Through the event, the youth participants identified their aspirations, visions and proposed activities. Josefa Cariño Tauli of the Global Youth Biodiversity Network discussed international policies and programs to support indigenous peoples and while Chandra Tripura of the Asia Indigenous Peoples Pact talked about the current situation of indigenous and local youth in the ASEAN region.
The campers also participated in skill shares for photo advocacy, spoken word poetry and natural dyeing during the first day of the camp.
On the second day, the youth from the different countries shared their existing programs to support youth empowerment. The virtual campers shared various issues and challenges such as access to basic needs like food, health and quality education, future job opportunities, unsustainable practices, land tenure, livelihood, discrimination, and the recognition of youth voices and their rights.

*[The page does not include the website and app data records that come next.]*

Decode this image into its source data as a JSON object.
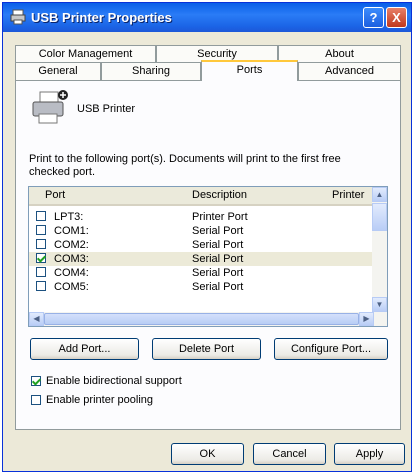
{
  "window": {
    "title": "USB Printer Properties"
  },
  "titlebar_buttons": {
    "help": "?",
    "close": "X"
  },
  "tabs_row1": [
    "Color Management",
    "Security",
    "About"
  ],
  "tabs_row2": [
    "General",
    "Sharing",
    "Ports",
    "Advanced"
  ],
  "active_tab": "Ports",
  "printer": {
    "name": "USB Printer"
  },
  "description": "Print to the following port(s). Documents will print to the first free checked port.",
  "ports_table": {
    "columns": [
      "Port",
      "Description",
      "Printer"
    ],
    "rows": [
      {
        "port": "LPT3:",
        "description": "Printer Port",
        "checked": false,
        "selected": false
      },
      {
        "port": "COM1:",
        "description": "Serial Port",
        "checked": false,
        "selected": false
      },
      {
        "port": "COM2:",
        "description": "Serial Port",
        "checked": false,
        "selected": false
      },
      {
        "port": "COM3:",
        "description": "Serial Port",
        "checked": true,
        "selected": true
      },
      {
        "port": "COM4:",
        "description": "Serial Port",
        "checked": false,
        "selected": false
      },
      {
        "port": "COM5:",
        "description": "Serial Port",
        "checked": false,
        "selected": false
      }
    ]
  },
  "port_buttons": {
    "add": "Add Port...",
    "delete": "Delete Port",
    "configure": "Configure Port..."
  },
  "options": {
    "bidirectional": {
      "label": "Enable bidirectional support",
      "checked": true
    },
    "pooling": {
      "label": "Enable printer pooling",
      "checked": false
    }
  },
  "dialog_buttons": {
    "ok": "OK",
    "cancel": "Cancel",
    "apply": "Apply"
  }
}
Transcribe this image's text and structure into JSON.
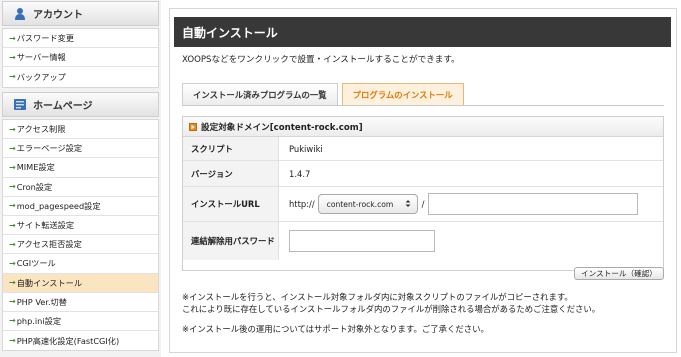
{
  "sidebar": {
    "account": {
      "title": "アカウント",
      "icon": "user-icon",
      "items": [
        "パスワード変更",
        "サーバー情報",
        "バックアップ"
      ]
    },
    "homepage": {
      "title": "ホームページ",
      "icon": "book-icon",
      "items": [
        "アクセス制限",
        "エラーページ設定",
        "MIME設定",
        "Cron設定",
        "mod_pagespeed設定",
        "サイト転送設定",
        "アクセス拒否設定",
        "CGIツール",
        "自動インストール",
        "PHP Ver.切替",
        "php.ini設定",
        "PHP高速化設定(FastCGI化)"
      ]
    },
    "arrow": "→"
  },
  "main": {
    "title": "自動インストール",
    "intro": "XOOPSなどをワンクリックで設置・インストールすることができます。",
    "tabs": [
      "インストール済みプログラムの一覧",
      "プログラムのインストール"
    ],
    "active_tab": 1,
    "panel_title": "設定対象ドメイン[content-rock.com]",
    "rows": {
      "script_label": "スクリプト",
      "script_value": "Pukiwiki",
      "version_label": "バージョン",
      "version_value": "1.4.7",
      "url_label": "インストールURL",
      "url_prefix": "http://",
      "url_domain": "content-rock.com",
      "url_separator": "/",
      "url_path_value": "",
      "password_label": "連結解除用パスワード",
      "password_value": ""
    },
    "confirm_button": "インストール（確認）",
    "note1": "※インストールを行うと、インストール対象フォルダ内に対象スクリプトのファイルがコピーされます。",
    "note2": "これにより既に存在しているインストールフォルダ内のファイルが削除される場合があるためご注意ください。",
    "note3": "※インストール後の運用についてはサポート対象外となります。ご了承ください。"
  },
  "colors": {
    "title_bar": "#383838",
    "accent": "#e0780a",
    "active_item": "#fbe4c0",
    "arrow": "#4a8a2a"
  }
}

Forestry students from the University of the Philippines Los Baños also held a virtual campus tour specifically in the College of Forestry and Natural Resources located within the forests of Mount Makiling in Laguna, Philippines. Campers were also treated to the photo contest entries and the spoken word poetry performances from their fellow youth participants.
“It is time for us to join together and take part in conserving our environment and the development of the culture of our communities. We must show that we are worthy of being called the true hope of the nation,” said Monitte Lantas of Nagkakaisang Kabataang Katutubo ng Narra from Palawan, Philippines in her winning Tagalog-language spoken word poetry piece.
The event is part of NTFP-EP Asia’s focus on youth engagement and empowerment as one of the organization’s new thematic areas. Engaging the youth now is key to the future security of the conditions of forests and the indigenous peoples and local communities that depend on forest resources. The youth camp was held virtually through Zoom amid safety concerns and travel restrictions due to the ongoing COVID-19 pandemic.